UAW strike aftermath: Car prices may increase due to Big Three losses

The Big Three are still feeling the aftermath of the six-week United Auto Workers strike, and soon car buyers might too.

"GM says the price of its cars is going up by over $500," said John McElroy, an automotive analyst. "Ford is saying nearly 1000 bucks."

McElroy predicts that Stellantis will also reveal an increase in car prices in January. 

The historic strike cost the industry at least $10.4 billion, according to an assessment by the Anderson Economic Group.

Does that mean the average consumer has to pay for it? 

"Ideally, you just raise the prices of your cars, but you got to compete in the marketplace," McElroy said. "What if your non-union competitors do not raise their prices? You’re not going to be able to raise your prices and stay competitive."


Auto suppliers struggle to recover as UAW contracts near ratification

"It’s not the flip of a switch," said John Walsh, the president of Michigan Manufacturer’s Association. "It takes time to wind down, it takes time to wind back up."

McElroy added the car companies have already announced they’re going to cut back on future investments to help offset the costs of the contracts.

"They’re delaying new models coming out," he said. "They’re shrinking the size of battery plants to make up for this cost, they’re going to find other savings, they’re probably going to go after their suppliers."

The profits of the auto companies took a hit – with GM losing $1.1 billion, Ford losing $1.7 billion, and Stellantis experiencing a loss likely somewhere in the middle.

"The numbers don’t surprise me even though we’re talking about billions of dollars here," McElroy said. "Billions that the company lost because of the strike and billions more that these new contracts are going to cost them."

However, despite the decline in profits, McElroy suggests that there might not be a significant impact on profit sharing for workers.

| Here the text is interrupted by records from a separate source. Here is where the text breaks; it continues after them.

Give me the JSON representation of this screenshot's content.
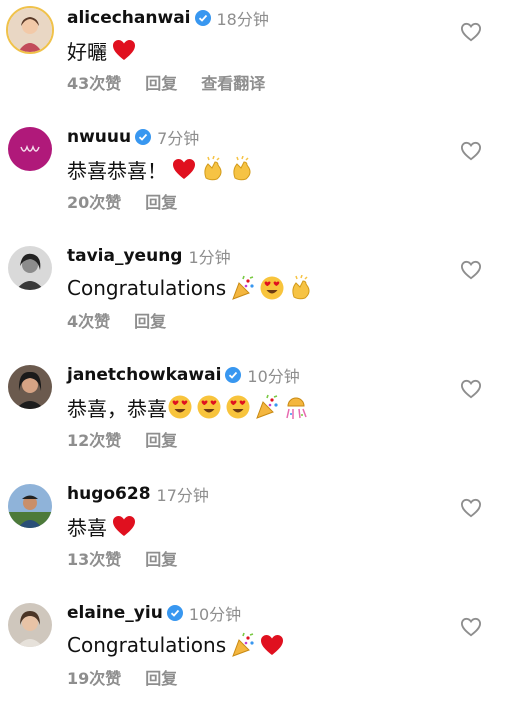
{
  "comments": [
    {
      "username": "alicechanwai",
      "verified": true,
      "time": "18分钟",
      "text": "好曬",
      "emojis": [
        "heart"
      ],
      "likes": "43次赞",
      "reply": "回复",
      "translate": "查看翻译"
    },
    {
      "username": "nwuuu",
      "verified": true,
      "time": "7分钟",
      "text": "恭喜恭喜！",
      "emojis": [
        "heart",
        "clap",
        "clap"
      ],
      "likes": "20次赞",
      "reply": "回复"
    },
    {
      "username": "tavia_yeung",
      "verified": false,
      "time": "1分钟",
      "text": "Congratulations",
      "emojis": [
        "party",
        "heart-eyes",
        "clap"
      ],
      "likes": "4次赞",
      "reply": "回复"
    },
    {
      "username": "janetchowkawai",
      "verified": true,
      "time": "10分钟",
      "text": "恭喜，恭喜",
      "emojis": [
        "heart-eyes",
        "heart-eyes",
        "heart-eyes",
        "party",
        "confetti"
      ],
      "likes": "12次赞",
      "reply": "回复"
    },
    {
      "username": "hugo628",
      "verified": false,
      "time": "17分钟",
      "text": "恭喜",
      "emojis": [
        "heart"
      ],
      "likes": "13次赞",
      "reply": "回复"
    },
    {
      "username": "elaine_yiu",
      "verified": true,
      "time": "10分钟",
      "text": "Congratulations",
      "emojis": [
        "party",
        "heart"
      ],
      "likes": "19次赞",
      "reply": "回复"
    }
  ],
  "colors": {
    "verified": "#3897f0",
    "muted": "#8e8e8e",
    "heart": "#e0101f"
  }
}
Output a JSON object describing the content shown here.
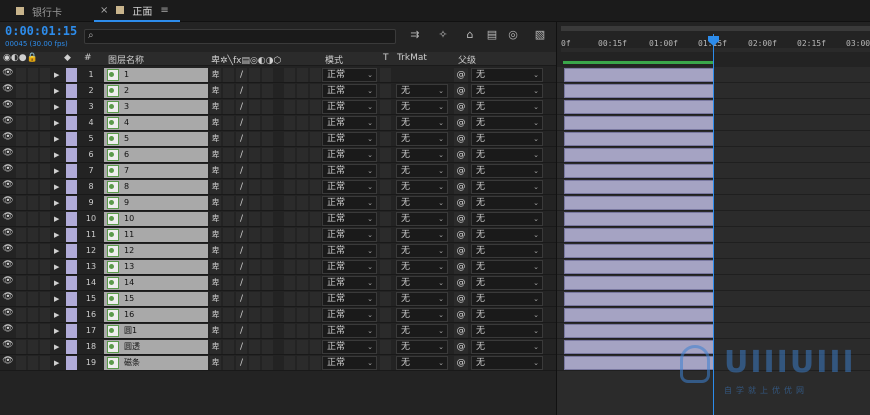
{
  "tabs": [
    {
      "label": "银行卡"
    },
    {
      "label": "正面"
    }
  ],
  "tab_close": "×",
  "tab_menu": "≡",
  "timecode": "0:00:01:15",
  "fps": "00045 (30.00 fps)",
  "search": {
    "placeholder": ""
  },
  "ruler": {
    "ticks": [
      "0f",
      "00:15f",
      "01:00f",
      "01:15f",
      "02:00f",
      "02:15f",
      "03:00"
    ]
  },
  "header": {
    "num": "#",
    "name": "图层名称",
    "mode": "模式",
    "t": "T",
    "trkmat": "TrkMat",
    "parent": "父级"
  },
  "colors": {
    "accent": "#2d8ceb",
    "label": "#b0abd8",
    "clip": "#a5a3c3",
    "workarea": "#3aa64a"
  },
  "layers": [
    {
      "num": "1",
      "name": "1",
      "mode": "正常",
      "trkmat": "",
      "parent": "无"
    },
    {
      "num": "2",
      "name": "2",
      "mode": "正常",
      "trkmat": "无",
      "parent": "无"
    },
    {
      "num": "3",
      "name": "3",
      "mode": "正常",
      "trkmat": "无",
      "parent": "无"
    },
    {
      "num": "4",
      "name": "4",
      "mode": "正常",
      "trkmat": "无",
      "parent": "无"
    },
    {
      "num": "5",
      "name": "5",
      "mode": "正常",
      "trkmat": "无",
      "parent": "无"
    },
    {
      "num": "6",
      "name": "6",
      "mode": "正常",
      "trkmat": "无",
      "parent": "无"
    },
    {
      "num": "7",
      "name": "7",
      "mode": "正常",
      "trkmat": "无",
      "parent": "无"
    },
    {
      "num": "8",
      "name": "8",
      "mode": "正常",
      "trkmat": "无",
      "parent": "无"
    },
    {
      "num": "9",
      "name": "9",
      "mode": "正常",
      "trkmat": "无",
      "parent": "无"
    },
    {
      "num": "10",
      "name": "10",
      "mode": "正常",
      "trkmat": "无",
      "parent": "无"
    },
    {
      "num": "11",
      "name": "11",
      "mode": "正常",
      "trkmat": "无",
      "parent": "无"
    },
    {
      "num": "12",
      "name": "12",
      "mode": "正常",
      "trkmat": "无",
      "parent": "无"
    },
    {
      "num": "13",
      "name": "13",
      "mode": "正常",
      "trkmat": "无",
      "parent": "无"
    },
    {
      "num": "14",
      "name": "14",
      "mode": "正常",
      "trkmat": "无",
      "parent": "无"
    },
    {
      "num": "15",
      "name": "15",
      "mode": "正常",
      "trkmat": "无",
      "parent": "无"
    },
    {
      "num": "16",
      "name": "16",
      "mode": "正常",
      "trkmat": "无",
      "parent": "无"
    },
    {
      "num": "17",
      "name": "圆1",
      "mode": "正常",
      "trkmat": "无",
      "parent": "无"
    },
    {
      "num": "18",
      "name": "圆透",
      "mode": "正常",
      "trkmat": "无",
      "parent": "无"
    },
    {
      "num": "19",
      "name": "磁条",
      "mode": "正常",
      "trkmat": "无",
      "parent": "无"
    }
  ],
  "row_icons": {
    "eye": "👁",
    "expand": "▶",
    "shy": "卑",
    "pick": "@",
    "dropdown": "⌄",
    "fx": "/"
  },
  "watermark": {
    "text": "UIIIUIII",
    "sub": "自学就上优优网"
  }
}
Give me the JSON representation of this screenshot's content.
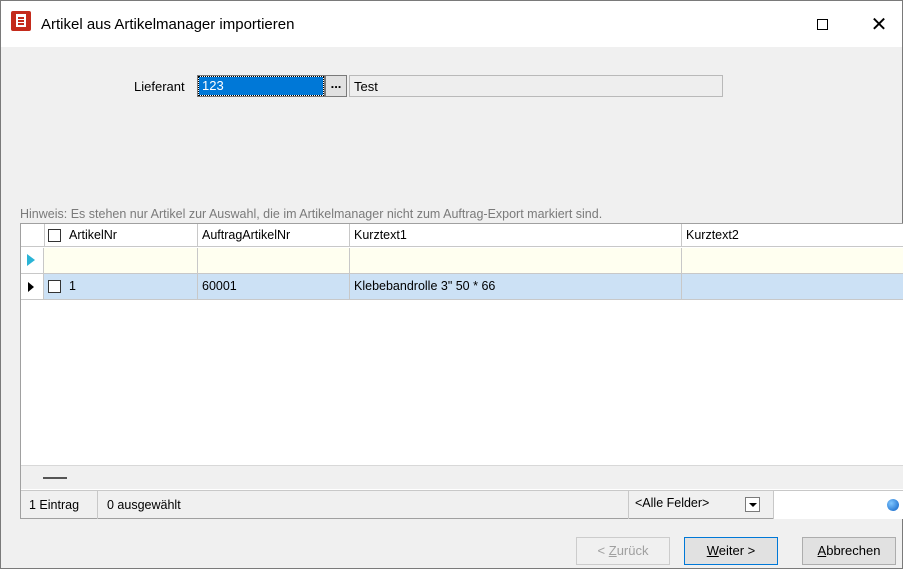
{
  "window": {
    "title": "Artikel aus Artikelmanager importieren"
  },
  "form": {
    "lieferant_label": "Lieferant",
    "lieferant_value": "123",
    "browse_label": "...",
    "supplier_name": "Test"
  },
  "hint": "Hinweis: Es stehen nur Artikel zur Auswahl, die im Artikelmanager nicht zum Auftrag-Export markiert sind.",
  "grid": {
    "columns": [
      "ArtikelNr",
      "AuftragArtikelNr",
      "Kurztext1",
      "Kurztext2"
    ],
    "rows": [
      {
        "artikelnr": "1",
        "auftragartikelnr": "60001",
        "kurztext1": "Klebebandrolle 3\" 50 * 66",
        "kurztext2": ""
      }
    ]
  },
  "status": {
    "count": "1 Eintrag",
    "selected": "0 ausgewählt",
    "field_filter": "<Alle Felder>"
  },
  "buttons": {
    "back_prefix": "< ",
    "back_accel": "Z",
    "back_rest": "urück",
    "next_accel": "W",
    "next_rest": "eiter >",
    "cancel_accel": "A",
    "cancel_rest": "bbrechen"
  }
}
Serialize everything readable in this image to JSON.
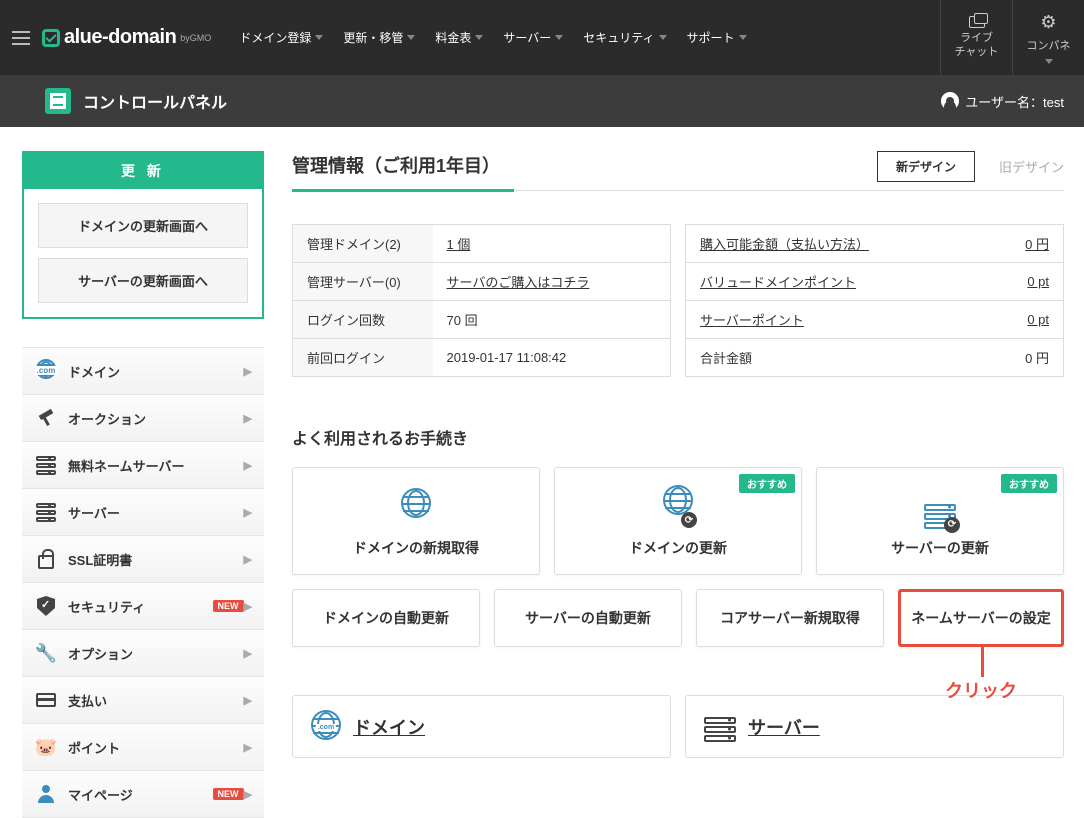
{
  "header": {
    "logo": "alue-domain",
    "logo_sub": "byGMO",
    "nav": [
      "ドメイン登録",
      "更新・移管",
      "料金表",
      "サーバー",
      "セキュリティ",
      "サポート"
    ],
    "live_chat": "ライブ\nチャット",
    "conpane": "コンパネ"
  },
  "subheader": {
    "title": "コントロールパネル",
    "user_label": "ユーザー名：",
    "user_name": "test"
  },
  "sidebar": {
    "update_title": "更 新",
    "update_buttons": [
      "ドメインの更新画面へ",
      "サーバーの更新画面へ"
    ],
    "menu": [
      {
        "label": "ドメイン"
      },
      {
        "label": "オークション"
      },
      {
        "label": "無料ネームサーバー"
      },
      {
        "label": "サーバー"
      },
      {
        "label": "SSL証明書"
      },
      {
        "label": "セキュリティ",
        "badge": "NEW"
      },
      {
        "label": "オプション"
      },
      {
        "label": "支払い"
      },
      {
        "label": "ポイント"
      },
      {
        "label": "マイページ",
        "badge": "NEW"
      }
    ]
  },
  "content": {
    "title": "管理情報（ご利用1年目）",
    "design_new": "新デザイン",
    "design_old": "旧デザイン",
    "left_table": [
      {
        "label": "管理ドメイン(2)",
        "value": "1 個",
        "link": true
      },
      {
        "label": "管理サーバー(0)",
        "value": "サーバのご購入はコチラ",
        "link": true
      },
      {
        "label": "ログイン回数",
        "value": "70 回"
      },
      {
        "label": "前回ログイン",
        "value": "2019-01-17 11:08:42"
      }
    ],
    "right_table": [
      {
        "label": "購入可能金額（支払い方法）",
        "label_link": true,
        "value": "0 円",
        "link": true
      },
      {
        "label": "バリュードメインポイント",
        "label_link": true,
        "value": "0 pt",
        "link": true
      },
      {
        "label": "サーバーポイント",
        "label_link": true,
        "value": "0 pt",
        "link": true
      },
      {
        "label": "合計金額",
        "value": "0 円"
      }
    ],
    "procedures_title": "よく利用されるお手続き",
    "rec_label": "おすすめ",
    "proc_big": [
      "ドメインの新規取得",
      "ドメインの更新",
      "サーバーの更新"
    ],
    "proc_small": [
      "ドメインの自動更新",
      "サーバーの自動更新",
      "コアサーバー新規取得",
      "ネームサーバーの設定"
    ],
    "click_label": "クリック",
    "bottom": [
      "ドメイン",
      "サーバー"
    ]
  }
}
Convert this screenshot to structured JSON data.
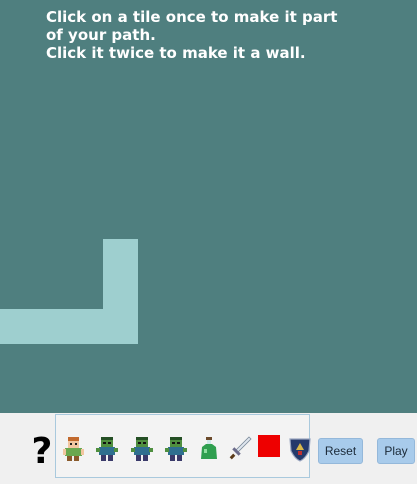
{
  "instructions": {
    "line1": "Click on a tile once to make it part",
    "line2": "of your path.",
    "line3": "Click it twice to make it a wall."
  },
  "toolbar": {
    "help_label": "?",
    "reset_label": "Reset",
    "play_label": "Play"
  },
  "palette": {
    "items": [
      "hero-icon",
      "zombie-icon",
      "zombie-icon",
      "zombie-icon",
      "potion-icon",
      "sword-icon",
      "red-block-icon",
      "shield-icon"
    ]
  },
  "colors": {
    "board": "#4f7f7f",
    "path_tile": "#9ecfcf",
    "toolbar": "#f0f0f0",
    "button": "#a8cbeb"
  }
}
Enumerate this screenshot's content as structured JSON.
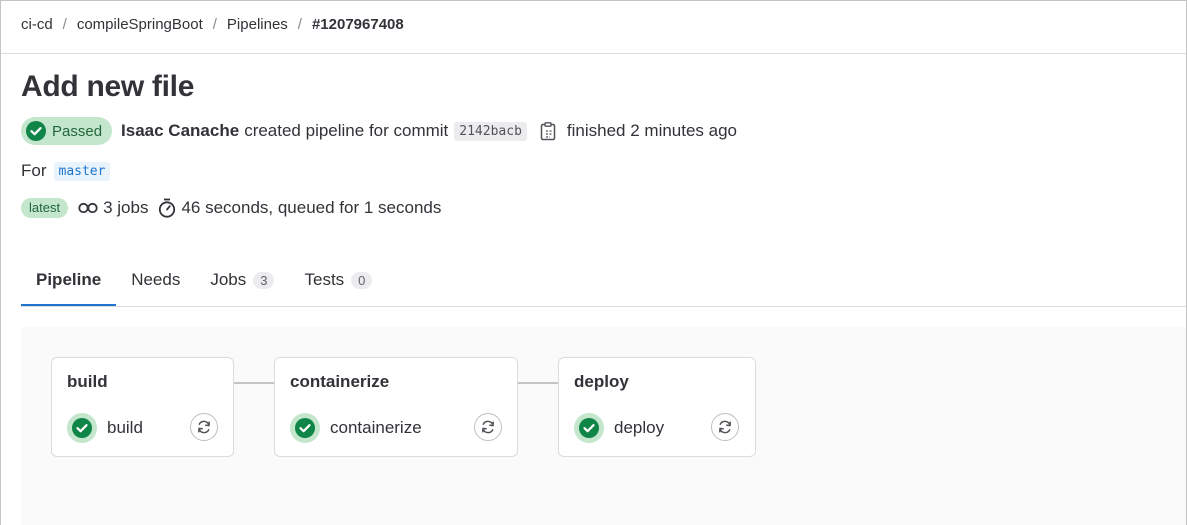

"If the profits are down a few hundred million dollars, that really doesn’t affect the profit-sharing checks all that much."

That’s because, on average, for every billion dollars in profits, the workers receive approximately $1,000 in profit sharing.